What is being asked
What lines below include the string "icon"? Pick them out and copy them.

Working data

►

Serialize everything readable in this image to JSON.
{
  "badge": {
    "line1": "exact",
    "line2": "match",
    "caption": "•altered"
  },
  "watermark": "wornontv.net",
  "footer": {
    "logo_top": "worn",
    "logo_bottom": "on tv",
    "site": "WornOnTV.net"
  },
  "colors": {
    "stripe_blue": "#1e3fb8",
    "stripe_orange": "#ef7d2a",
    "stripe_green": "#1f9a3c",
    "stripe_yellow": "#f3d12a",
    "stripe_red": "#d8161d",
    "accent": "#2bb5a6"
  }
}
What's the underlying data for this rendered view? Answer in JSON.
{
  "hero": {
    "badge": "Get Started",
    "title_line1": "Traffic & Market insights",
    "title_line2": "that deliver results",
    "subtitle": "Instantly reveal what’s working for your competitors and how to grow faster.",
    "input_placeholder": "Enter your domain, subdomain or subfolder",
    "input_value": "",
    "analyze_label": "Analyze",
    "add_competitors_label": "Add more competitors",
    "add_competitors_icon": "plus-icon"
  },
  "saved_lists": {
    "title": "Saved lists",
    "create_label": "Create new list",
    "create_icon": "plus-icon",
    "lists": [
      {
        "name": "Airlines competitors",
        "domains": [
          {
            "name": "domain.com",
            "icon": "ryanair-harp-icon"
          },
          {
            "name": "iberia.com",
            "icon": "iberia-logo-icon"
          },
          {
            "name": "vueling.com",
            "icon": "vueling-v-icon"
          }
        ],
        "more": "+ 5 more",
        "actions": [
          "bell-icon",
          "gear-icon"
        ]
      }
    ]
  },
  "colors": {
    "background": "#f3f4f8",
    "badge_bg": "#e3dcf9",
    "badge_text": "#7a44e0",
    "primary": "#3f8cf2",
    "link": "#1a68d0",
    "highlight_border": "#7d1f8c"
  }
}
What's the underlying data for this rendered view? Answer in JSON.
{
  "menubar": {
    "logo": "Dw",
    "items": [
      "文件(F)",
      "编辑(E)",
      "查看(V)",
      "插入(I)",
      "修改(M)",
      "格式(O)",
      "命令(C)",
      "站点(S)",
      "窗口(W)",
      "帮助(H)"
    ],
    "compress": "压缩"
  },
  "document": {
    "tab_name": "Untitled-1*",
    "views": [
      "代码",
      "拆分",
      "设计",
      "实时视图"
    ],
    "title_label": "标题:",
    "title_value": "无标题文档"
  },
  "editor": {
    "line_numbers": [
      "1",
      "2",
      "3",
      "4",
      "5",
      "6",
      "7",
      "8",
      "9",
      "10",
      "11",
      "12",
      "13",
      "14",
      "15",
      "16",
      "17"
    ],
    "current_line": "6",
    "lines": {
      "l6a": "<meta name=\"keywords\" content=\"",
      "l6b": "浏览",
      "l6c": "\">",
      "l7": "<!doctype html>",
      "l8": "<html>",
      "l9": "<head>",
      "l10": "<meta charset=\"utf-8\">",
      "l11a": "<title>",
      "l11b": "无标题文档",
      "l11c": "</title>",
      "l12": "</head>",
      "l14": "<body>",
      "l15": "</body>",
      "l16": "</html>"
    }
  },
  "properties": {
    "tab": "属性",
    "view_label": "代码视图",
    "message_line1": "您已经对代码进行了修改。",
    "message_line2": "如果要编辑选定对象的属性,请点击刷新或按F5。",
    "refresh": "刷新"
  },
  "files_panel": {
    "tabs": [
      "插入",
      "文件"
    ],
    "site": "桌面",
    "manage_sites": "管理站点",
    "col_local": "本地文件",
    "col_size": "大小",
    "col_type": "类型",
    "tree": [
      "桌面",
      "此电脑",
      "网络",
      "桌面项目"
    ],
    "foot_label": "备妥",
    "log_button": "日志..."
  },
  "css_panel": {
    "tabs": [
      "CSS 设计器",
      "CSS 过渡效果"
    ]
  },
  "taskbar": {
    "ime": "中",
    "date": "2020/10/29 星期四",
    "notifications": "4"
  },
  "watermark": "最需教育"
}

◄

Task solution
    "add_competitors_icon": "plus-icon"
    "create_icon": "plus-icon",
            "icon": "ryanair-harp-icon"
            "icon": "iberia-logo-icon"
            "icon": "vueling-v-icon"
          "bell-icon",
          "gear-icon"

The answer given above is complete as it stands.